What is an Electrocardiogram?
An electrocardiogram – commonly referred to as an ECG or EKG – is a simple, non-invasive test used to measure the electrical current that flows through the heart. A healthy person’s electrocardiogram will display a specific current pattern. When there is a change to that pattern, an electrocardiogram can help your doctor diagnose the potential heart defect causing the change.
Your doctor may use an electrocardiogram to determine:
- Abnormal heart rhythms (Arrhythmias)
- Coronary artery blockage
- Heart damage
- Heart Failure
- Evidence of an evolving or prior heart attack
- The progress of an implanted pacemaker
Your doctor may recommend an electrocardiogram if you experience symptoms that suggest a heart problem, including:
- Chest pain
- Dizziness, lightheadedness or confusion
- Heart palpitations
- Rapid pulse
- Shortness of breath
- Weakness, fatigue or a decline in the ability to exercise
What happens during an Electrocardiogram?
During an electrocardiogram, electrodes (small, plastic patches that adhere to the skin) are placed on the body in standardized locations.
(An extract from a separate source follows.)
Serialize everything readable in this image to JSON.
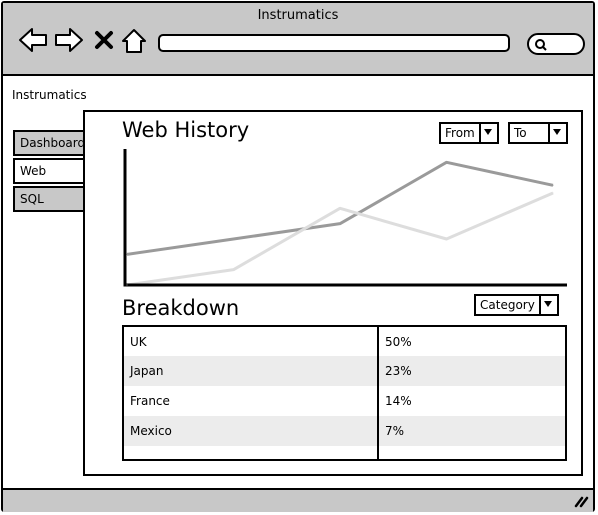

The electrodes are then connected to a machine by lead wires. The electrical activity of the heart is measured, interpreted, and printed out of the electrocardiogram machine.
What are the risks of an Electrocardiogram?
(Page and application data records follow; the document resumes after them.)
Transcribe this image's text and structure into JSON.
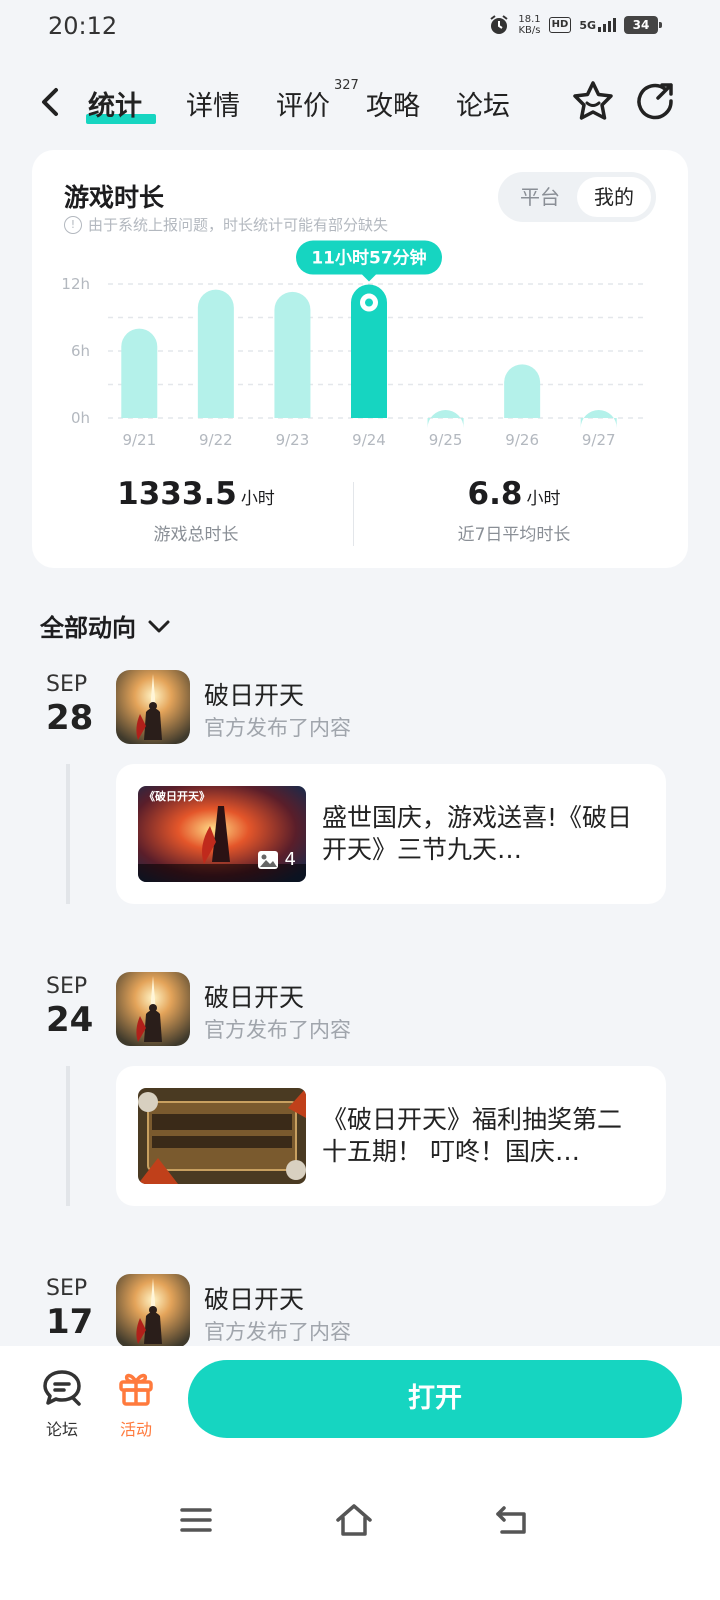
{
  "status_bar": {
    "time": "20:12",
    "speed_value": "18.1",
    "speed_unit": "KB/s",
    "hd": "HD",
    "network": "5G",
    "battery": "34"
  },
  "nav": {
    "tabs": [
      {
        "label": "统计",
        "active": true
      },
      {
        "label": "详情"
      },
      {
        "label": "评价"
      },
      {
        "label": "攻略"
      },
      {
        "label": "论坛"
      }
    ],
    "review_count": "327"
  },
  "stats_card": {
    "title": "游戏时长",
    "note": "由于系统上报问题，时长统计可能有部分缺失",
    "segment": [
      "平台",
      "我的"
    ],
    "segment_selected": "我的",
    "tooltip": "11小时57分钟",
    "total_value": "1333.5",
    "total_unit": "小时",
    "total_label": "游戏总时长",
    "avg_value": "6.8",
    "avg_unit": "小时",
    "avg_label": "近7日平均时长"
  },
  "chart_data": {
    "type": "bar",
    "categories": [
      "9/21",
      "9/22",
      "9/23",
      "9/24",
      "9/25",
      "9/26",
      "9/27"
    ],
    "values": [
      8,
      11.5,
      11.3,
      11.95,
      0.4,
      4.8,
      0.4
    ],
    "y_ticks": [
      "12h",
      "6h",
      "0h"
    ],
    "ylim": [
      0,
      12
    ],
    "highlight_index": 3,
    "color_bar": "#b4f1ea",
    "color_highlight": "#16d5c1",
    "grid": true
  },
  "feed": {
    "filter_label": "全部动向",
    "items": [
      {
        "month": "SEP",
        "day": "28",
        "name": "破日开天",
        "sub": "官方发布了内容",
        "post_text": "盛世国庆，游戏送喜!《破日开天》三节九天…",
        "image_count": "4"
      },
      {
        "month": "SEP",
        "day": "24",
        "name": "破日开天",
        "sub": "官方发布了内容",
        "post_text": "《破日开天》福利抽奖第二十五期！ 叮咚！国庆…"
      },
      {
        "month": "SEP",
        "day": "17",
        "name": "破日开天",
        "sub": "官方发布了内容"
      }
    ]
  },
  "bottom_bar": {
    "forum_label": "论坛",
    "activity_label": "活动",
    "open_label": "打开",
    "accent": "#16d5c1",
    "activity_color": "#ff7a3d"
  }
}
There is no pain or risk associated with having an electrocardiogram. However, patients may experience minor discomfort during the removal of the electrodes from the skin.
The health care professionals at Baptist Health are able to detect many heart conditions using an electrocardiogram. If you would like to learn more about electrocardiograms, or other cardiac care procedures, request an appointment with one of our experts today.